5.5.2 Parallel Flow Drum Mixer
The following description of the parallel flow drum mixer (Figure 5.4) incorporates a number of features that are common to all continuous mixing plants, particularly the proportioning and control of aggregate feed rates. Variations specific to other types of continuous mixing plant are described in the following sections.
The capacity of a parallel flow drum mixer (Figure 5.5), in tonnes per hour, depends primarily on the drum size, but the effective production rate is also influenced by moisture content of the aggregate. The single most important factor affecting the production rate of a particular size of drum mixing plant is the moisture content of the aggregate entering the mixing drum.
Cold aggregate bins and feeding
Accurate calibration and control of the cold feed is of great importance in all continuous mixing processes. Proportioning is carried out with damp aggregates and compensation must be made for the moisture content of the aggregate.
Proportioning of individual aggregates in this system is controlled by variable-speed belt feeders on each individual cold feed bin. The area of the opening above the feed belt may be further regulated by means of an adjustable gate opening that is set or locked into position. The mass of cold feed aggregates may be determined from weigh cells on each individual belt feeder, which also control the individual aggregate feed rate, or from a single load cell for the combined aggregates on the cold feed conveyor. Electronic scales for the aggregate feed rate are interlocked with a variable speed bitumen pump so that a pre-set bitumen content is constantly maintained.
Particular care must be taken to remedy flow deficiencies such as:
- coning of the aggregate in the bin
- blockages of the opening at the belt feeder
- emptying of the bin i.e. running out of the raw material
- variation in the moisture content of the aggregate
- sudden changes in the head of material in the bin.
Warning devices must be fitted to indicate a lack of material and continuous monitoring is essential.
Mineral filler feeding
The mineral filler is fed by an enclosed screw feeder powered by a variable-speed motor that is operated and controlled in a similar manner to the cold aggregate.
Some older drum mixing plants deposit the filler on the belt at a point where it will be almost immediately covered by aggregate.
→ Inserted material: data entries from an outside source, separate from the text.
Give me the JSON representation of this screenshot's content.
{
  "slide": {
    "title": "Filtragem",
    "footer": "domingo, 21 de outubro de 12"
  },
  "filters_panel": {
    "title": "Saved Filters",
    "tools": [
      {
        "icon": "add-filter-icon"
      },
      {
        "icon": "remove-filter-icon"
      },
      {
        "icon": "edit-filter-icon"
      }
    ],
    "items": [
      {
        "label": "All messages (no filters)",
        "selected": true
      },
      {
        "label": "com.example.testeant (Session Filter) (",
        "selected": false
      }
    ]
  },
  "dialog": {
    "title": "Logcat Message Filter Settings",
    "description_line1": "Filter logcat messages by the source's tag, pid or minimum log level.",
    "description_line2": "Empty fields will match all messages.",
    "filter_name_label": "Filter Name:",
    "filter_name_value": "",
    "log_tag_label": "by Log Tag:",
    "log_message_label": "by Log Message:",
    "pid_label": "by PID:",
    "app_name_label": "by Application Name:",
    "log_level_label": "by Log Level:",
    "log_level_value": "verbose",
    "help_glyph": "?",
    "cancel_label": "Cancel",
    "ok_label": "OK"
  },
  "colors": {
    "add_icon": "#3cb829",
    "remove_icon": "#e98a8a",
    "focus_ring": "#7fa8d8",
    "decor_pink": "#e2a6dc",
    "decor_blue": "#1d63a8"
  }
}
This is designed to minimise loss of filler entering the dryer drum but some loss may still occur through the gas extraction system and allowance for this must be made in the proportioning of ingredients.
The preferred method of feeding mineral filler is to feed the filler directly into the dryer drum in a similar manner as the binder. This has the advantage that it minimises the potential loss of added filler through the dust collection system.
Positive interlock is provided between the flows of aggregate, mineral filler and binder, so that the relative proportions can be maintained independently of variation in the total feed rate.
The binder is generally introduced from a feed pipe extending around one-third of the distance from the outlet end of the drum.
Mixing takes place in the rotating dryer drum. The time taken for material to pass through the drum may vary from three to five minutes.
Parallel flow drum mixers are designed so that binder does not come into direct contact with the burner flame and so that mixing is accomplished in an inert atmosphere of water vapour and spent gases of combustion. These factors combine to lessen hardening of the binder.
Mixed material leaves the end of the drum and is conveyed into a surge bin from which it is loaded into trucks.
As the aggregate is coated with binder as it is dried, most of the fines are trapped in the mix. There will however be some airborne dust which must be collected in a similar manner to that previously described for batch mixing plants.
Addition of RAP
The most common method of adding RAP to a parallel flow drum mixing plant is the use of a split feed with separate inlets for new materials and RAP. RAP is fed into the drum part way along the drum using a special collar (Figure 5.4).
Addition of RAP requires drum flight systems to be modified to ensure that the virgin aggregate forms a shield between the flame and the RAP, preventing overheating.